In less than two months, LD Peter Mumford went from zero Broadway credits to having his name on two different plays. Two of the English LD's productions came over this spring, both of them illuminating different dark corners of male-female relationships. First up was Stanley, Pam Gems' drama about English painter Stanley Spencer, which reopened the dormant Circle in the Square Theatre and presented the New York debut of Antony Sher in the title role. Then came Ibsen's A Doll's House in a production which took the West End by storm and made a star of leading lady Janet McTeer.

Gems' play dwells on Spencer's chaotic personal life; he deserts his loving wife for a social-climbing lesbian who doesn't intend to sleep with him. Instead, she mines his social circle for professional contacts and then takes possession of his house, reducing him to near-vagabond status. For the Broadway production, Mumford embraced the oddly configured space of the Circle in the Square, noting that the theatre's deep-thrust format was similar to that of the Cottesloe, the Royal National venue where Stanley premiered. The LD used a distinctive color palette which includes unusual shades of pink and green. The pink, he says, is Lee 169 Lilac Tint; although he says that there are several greens in the plot, the main color is Fluoro Green from Lee. The colors, he adds, are "related to the paintings. Stanley talks about the number of greens in the English landscape; also, there's a pinkish tinge in many of the paintings. One wanted to make [the lighting] as painterly as possible."

Throughout the production, the LD made use of striking effects. The play's opening scene seemed to take place under the glare of one bare incandescent bulb (really the work of several subtly placed instruments). The paintings hung on the surrounding walls were often illuminated by carefully framed blocks of light. Other scenes of the painter at work, particularly the finale, seemed to glow from within. The LD notes that the effect was achieved through the use of lighting focused "very, very tightly onto the artist's pad from directly above." The glow was achieved by "light bouncing off the pad. Antony does paint and draw in the play; he needs visual access to what he's doing." Overall, the designer is pleased with the Broadway production, adding that at Circle in the Square, "I think we almost got it looking better, not being in repertory," and having to change productions on a regular basis.

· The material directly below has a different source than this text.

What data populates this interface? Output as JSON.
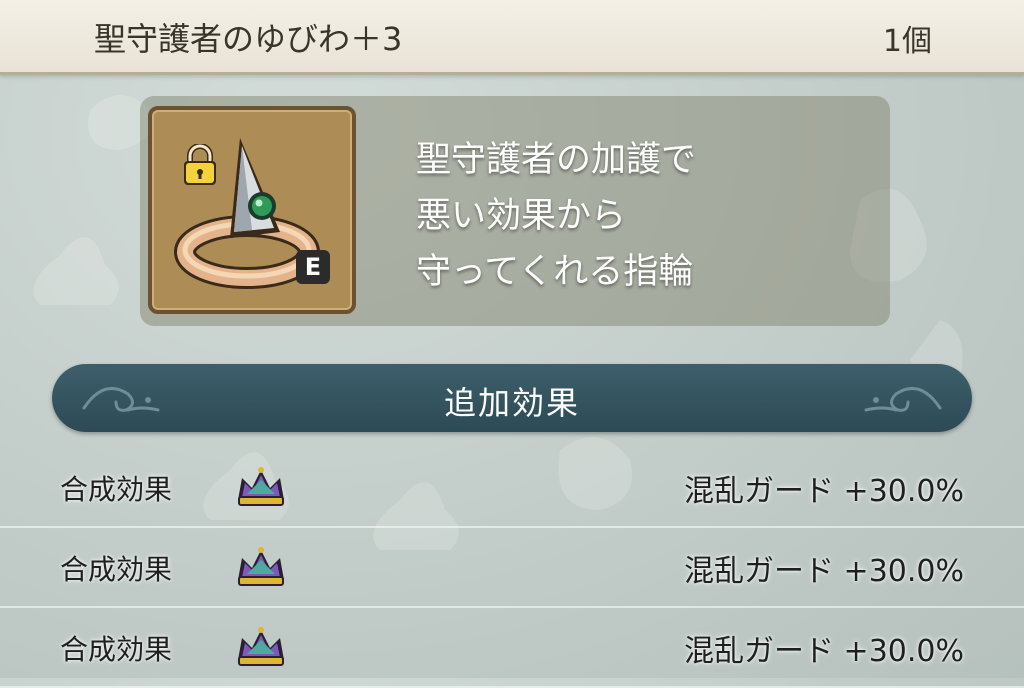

Unlike Stanley, with its multiple scenes and locations, A Doll's House is the very model of a well-made play. Ibsen's tale of a 19th-century marriage's downward spiral is played out in the confines of a single box set. As a result, Mumford's work was, he says, "very different from Stanley, much more naturalistic." In many respects, the LD took his cue from the performance of McTeer. "This is much more about allowing the performance to go, go, go," he says, adding that her performance carries a certain degree of volatility: "You don't necessarily know where she's going from night to night." He worked, he says, at "creating cues which should not be very apparent, that have to do with time passing in a room, until, finally, there's just an oil lamp burning." The latter effect is the result of "long, slow cues, over a period of literally minutes as your eyes adjust to the dark." Overall, he adds, the result is "less expressionist than Stanley-more filmic, more naturalistic." In any event, each production reveals its protagonist at the end to be vindicated in his or her independence; both characters are fated to live in a solitary light.

Mumford adds that Stanley is controlled by a Strand mini-Lightpalette, while A Doll's House is run on an ETC Obsession. Lighting for Stanley was supplied by Production Arts Lighting; BASH Theatrical supplied A Doll's House. David Lander was the assistant designer on both productions.